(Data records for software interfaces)
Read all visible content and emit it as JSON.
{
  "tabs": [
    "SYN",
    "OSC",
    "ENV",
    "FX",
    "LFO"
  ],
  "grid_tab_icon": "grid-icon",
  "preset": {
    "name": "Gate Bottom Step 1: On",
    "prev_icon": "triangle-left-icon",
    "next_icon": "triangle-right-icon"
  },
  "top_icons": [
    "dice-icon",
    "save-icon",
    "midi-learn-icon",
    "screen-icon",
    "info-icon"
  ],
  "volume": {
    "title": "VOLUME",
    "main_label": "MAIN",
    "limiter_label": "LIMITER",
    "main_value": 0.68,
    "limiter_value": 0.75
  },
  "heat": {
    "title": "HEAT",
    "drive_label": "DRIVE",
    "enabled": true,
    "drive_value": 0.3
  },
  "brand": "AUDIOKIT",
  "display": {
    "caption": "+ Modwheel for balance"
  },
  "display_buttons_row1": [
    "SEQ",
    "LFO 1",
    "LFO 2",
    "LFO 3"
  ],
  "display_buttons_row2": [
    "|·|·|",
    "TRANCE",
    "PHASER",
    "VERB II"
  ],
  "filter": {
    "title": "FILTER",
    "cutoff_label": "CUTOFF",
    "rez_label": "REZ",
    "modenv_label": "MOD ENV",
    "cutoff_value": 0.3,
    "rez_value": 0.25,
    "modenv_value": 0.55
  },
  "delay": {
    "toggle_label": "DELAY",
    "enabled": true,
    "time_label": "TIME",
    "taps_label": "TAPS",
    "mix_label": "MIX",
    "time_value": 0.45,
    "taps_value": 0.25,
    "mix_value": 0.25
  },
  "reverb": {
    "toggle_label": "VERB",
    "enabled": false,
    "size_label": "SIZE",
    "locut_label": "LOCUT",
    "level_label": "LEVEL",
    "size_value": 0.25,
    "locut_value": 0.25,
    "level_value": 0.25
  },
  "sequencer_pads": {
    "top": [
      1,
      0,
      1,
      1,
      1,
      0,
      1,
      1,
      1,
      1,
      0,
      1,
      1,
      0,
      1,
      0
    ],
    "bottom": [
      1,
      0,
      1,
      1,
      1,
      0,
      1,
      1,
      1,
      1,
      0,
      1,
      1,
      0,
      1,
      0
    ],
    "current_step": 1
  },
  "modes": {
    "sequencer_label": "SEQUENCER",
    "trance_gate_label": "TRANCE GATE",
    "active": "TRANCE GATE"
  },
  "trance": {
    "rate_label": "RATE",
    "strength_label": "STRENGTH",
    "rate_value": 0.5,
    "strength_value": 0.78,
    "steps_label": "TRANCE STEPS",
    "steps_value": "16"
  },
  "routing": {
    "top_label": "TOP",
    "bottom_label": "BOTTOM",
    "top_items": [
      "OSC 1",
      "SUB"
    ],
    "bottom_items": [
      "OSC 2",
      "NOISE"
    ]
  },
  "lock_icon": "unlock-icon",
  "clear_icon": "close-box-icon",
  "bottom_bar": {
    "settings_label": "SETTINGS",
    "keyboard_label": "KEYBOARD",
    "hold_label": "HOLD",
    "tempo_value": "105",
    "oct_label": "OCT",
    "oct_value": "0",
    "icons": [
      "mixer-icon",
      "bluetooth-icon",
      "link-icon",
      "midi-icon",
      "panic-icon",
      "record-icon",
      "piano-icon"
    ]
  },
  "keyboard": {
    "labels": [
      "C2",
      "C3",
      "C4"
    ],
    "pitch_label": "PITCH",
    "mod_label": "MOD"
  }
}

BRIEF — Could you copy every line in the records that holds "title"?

ANSWER SECTION —
    "title": "VOLUME",
    "title": "HEAT",
    "title": "FILTER",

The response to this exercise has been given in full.